I was trying to think of a very catchy title to get readers to visit my website and take a look at my latest posting, and I thought, gees, what if I could portray the principal investigator/author and his team as a group of adventurers. If you get a chance to use an analogy that mimics “Lord of The Rings”, you should do it, so I did. Why did I pick Lord of the Rings ? Because in Lord of The Rings, it was the quest about seeking out the one Ring, the ring that would rule all. What if the ring was, let’s say, a potential HCV candidate, a 22-membered macrocycle, a possible treatment for hepatitis C. I would say that was a mighty powerful ring, indeed.
The paper I am drawing my analogy from is “Synthesis of Vaniprevir (MK-7009): Lactamization To Prepare A 22-Membered Macrocycle”, by Z.J. Song & D.M Tellers et al, J. Org. Chem., 2011, 76, 7804-15. But as discussed in the paper, the final step, the formation of the macrocycle became their primary focus, before proceeding to develop their process. Although I have never worked on macrocycles myself, I could see that you wouldn’t want to go to a lot of in-depth research to build part of the macrocycle and then find your final step, the ring-formation to be of poor yield, conversion, purity, etc.
Scheme 1. Medicinal chemistry route to Vaniprevir, MK-7009.

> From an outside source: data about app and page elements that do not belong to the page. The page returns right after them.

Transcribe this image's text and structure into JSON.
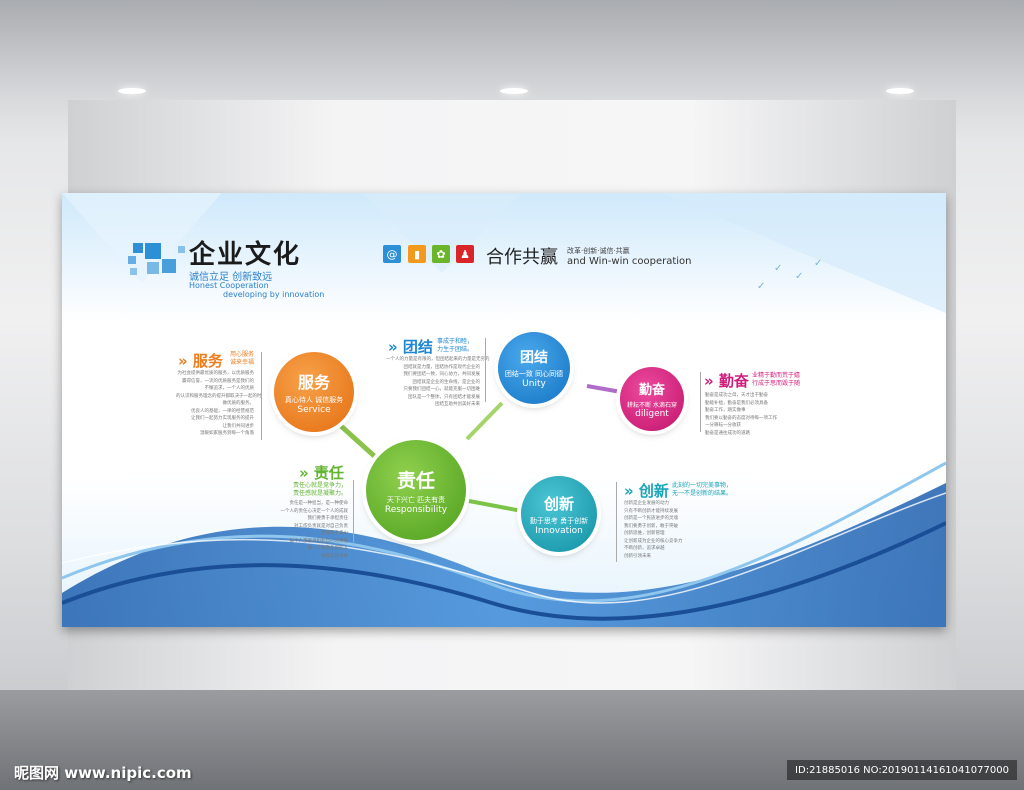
{
  "title": "企业文化",
  "subtitle_cn": "诚信立足 创新致远",
  "subtitle_en1": "Honest Cooperation",
  "subtitle_en2": "developing by innovation",
  "cooperate": "合作共赢",
  "cooperate_small": "改革·创新·诚信·共赢",
  "cooperate_en": "and Win-win  cooperation",
  "icons": [
    "at-icon",
    "chart-icon",
    "gear-icon",
    "person-icon"
  ],
  "circles": {
    "service": {
      "cn": "服务",
      "sub": "真心待人 诚信服务",
      "en": "Service",
      "color": "#ee7d1e"
    },
    "unity": {
      "cn": "团结",
      "sub": "团结一致 同心同德",
      "en": "Unity",
      "color": "#1d87d3"
    },
    "diligent": {
      "cn": "勤奋",
      "sub": "耕耘不断 水滴石穿",
      "en": "diligent",
      "color": "#d11c7b"
    },
    "responsibility": {
      "cn": "责任",
      "sub": "天下兴亡 匹夫有责",
      "en": "Responsibility",
      "color": "#62b530"
    },
    "innovation": {
      "cn": "创新",
      "sub": "勤于思考 勇于创新",
      "en": "Innovation",
      "color": "#1aa4b8"
    }
  },
  "sections": {
    "service": {
      "head": "服务",
      "tag": "用心服务\n诚来幸福",
      "text": "为社会提供最优质的服务，以优质服务\n赢得信誉，一流的优质服务是我们的\n不懈追求，一个人的优质\n的认识和服务理念的提升都取决于一起的时\n做优质的服务。\n优良人的基础，一律的经营规范\n让我们一起努力实现服务的提升\n让我们共同进步\n温暖如家服务到每一个角落"
    },
    "unity": {
      "head": "团结",
      "tag": "事成于和睦，\n力生于团结。",
      "text": "一个人的力量是有限的，但团结起来的力量是无穷的\n团结就是力量，团结协作是现代企业的\n我们要团结一致，同心协力，共同发展\n团结就是企业的生命线，是企业的\n只要我们团结一心，就能克服一切困难\n团队是一个整体，只有团结才能发展\n团结互助共创美好未来"
    },
    "diligent": {
      "head": "勤奋",
      "tag": "业精于勤而荒于嬉\n行成于思而毁于随",
      "text": "勤奋是成功之母，天才出于勤奋\n勤能补拙，勤奋是我们必须具备\n勤奋工作，踏实做事\n我们要以勤奋的态度对待每一项工作\n一分耕耘一分收获\n勤奋是通往成功的道路"
    },
    "responsibility": {
      "head": "责任",
      "tag": "责任心就是竞争力，\n责任感就是凝聚力。",
      "text": "责任是一种担当，是一种使命\n一个人的责任心决定一个人的成就\n我们要勇于承担责任\n对工作负责就是对自己负责\n责任重于泰山\n每个人都要承担起自己的责任\n做一个有责任感的人\n责任成就未来"
    },
    "innovation": {
      "head": "创新",
      "tag": "此刻的一切完美事物，\n无一不是创新的结果。",
      "text": "创新是企业发展的动力\n只有不断创新才能持续发展\n创新是一个民族进步的灵魂\n我们要勇于创新，敢于突破\n创新思维，创新管理\n让创新成为企业的核心竞争力\n不断创新，追求卓越\n创新引领未来"
    }
  },
  "watermark_left": "昵图网 www.nipic.com",
  "watermark_right": "ID:21885016 NO:20190114161041077000",
  "colors": {
    "brand_blue": "#2d8fd5",
    "wave_dark": "#1f5fae",
    "wave_light": "#6fb6e8"
  }
}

What was wrong with using Neolyst or Zhan 1B ? (what are these, by the way ?? Ruthenium catalysts) The authors mentioned that catalyst load and reaction solvent dilution were high. Upon decreasing catalyst load or increasing reaction concentration led to reduced product yield. Purification of product was an issue. I can see why a lot of effort was put into improving ring closure.
The colleagues at Merck tried three different approaches to form the macrocycle needed. They were 1) Pd-catalyzed intramolecular cross-coupling reactions, 2) ring-closing metathesis and 3) macrolactamization. I will just say that they did try some palladium cross-coupling reactions (you can refer to this paper if you are interested). The ring-closing metathesis was avoided due to a lot of the catalysts needed are under patent protection and with the approaching timeline were not feasible.
I liked that this paper included the results from the Pd-catalyzed intramolecular cross-coupling reactions. The final process looked like the following:
Scheme 2. Process Development of Vaniprevir
With the final step, they found out that EDC/hydroxypyridine N-oxide provided good yield and provided an alternative to more expensive HATU. I didn’t find a yield from the Sonogashira product 17, going forward. The “zipper” reaction of 13 to form 14 is pretty interesting. I thought it was a pretty good process development paper in JOC.
Originally posted on PHARMNBIOFUEL.COM on 2011-11-07